Your instructions →
Your result should be the lines holding the word "value", copied from the entries below.

Supplied information →
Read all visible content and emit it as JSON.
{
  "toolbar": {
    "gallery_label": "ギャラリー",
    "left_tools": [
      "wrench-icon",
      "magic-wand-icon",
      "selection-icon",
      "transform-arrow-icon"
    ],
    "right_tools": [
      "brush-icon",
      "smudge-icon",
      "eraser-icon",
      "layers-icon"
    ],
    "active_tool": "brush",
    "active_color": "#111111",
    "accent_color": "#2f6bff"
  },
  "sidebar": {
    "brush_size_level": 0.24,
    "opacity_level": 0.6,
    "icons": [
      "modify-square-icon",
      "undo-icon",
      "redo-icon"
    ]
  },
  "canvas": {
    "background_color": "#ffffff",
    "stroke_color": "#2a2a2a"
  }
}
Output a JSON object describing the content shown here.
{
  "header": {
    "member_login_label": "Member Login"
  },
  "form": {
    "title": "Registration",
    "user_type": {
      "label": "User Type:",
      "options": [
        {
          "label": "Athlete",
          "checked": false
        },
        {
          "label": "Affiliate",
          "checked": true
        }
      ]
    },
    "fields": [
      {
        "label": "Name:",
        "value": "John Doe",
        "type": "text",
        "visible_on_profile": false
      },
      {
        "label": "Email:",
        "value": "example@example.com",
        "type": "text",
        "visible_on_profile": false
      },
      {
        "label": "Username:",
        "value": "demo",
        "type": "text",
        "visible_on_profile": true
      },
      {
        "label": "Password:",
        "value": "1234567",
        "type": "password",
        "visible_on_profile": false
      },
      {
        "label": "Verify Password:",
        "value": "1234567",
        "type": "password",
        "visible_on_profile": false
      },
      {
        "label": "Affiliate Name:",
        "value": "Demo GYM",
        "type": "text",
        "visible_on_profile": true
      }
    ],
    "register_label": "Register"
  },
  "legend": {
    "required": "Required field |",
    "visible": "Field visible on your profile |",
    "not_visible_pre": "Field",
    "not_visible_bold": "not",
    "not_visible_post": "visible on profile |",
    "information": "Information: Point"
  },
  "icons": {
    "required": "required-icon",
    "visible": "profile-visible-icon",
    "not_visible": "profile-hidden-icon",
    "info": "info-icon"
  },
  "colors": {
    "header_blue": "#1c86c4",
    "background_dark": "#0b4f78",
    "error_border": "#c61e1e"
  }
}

Response to this task →
        "value": "John Doe",
        "value": "example@example.com",
        "value": "demo",
        "value": "1234567",
        "value": "1234567",
        "value": "Demo GYM",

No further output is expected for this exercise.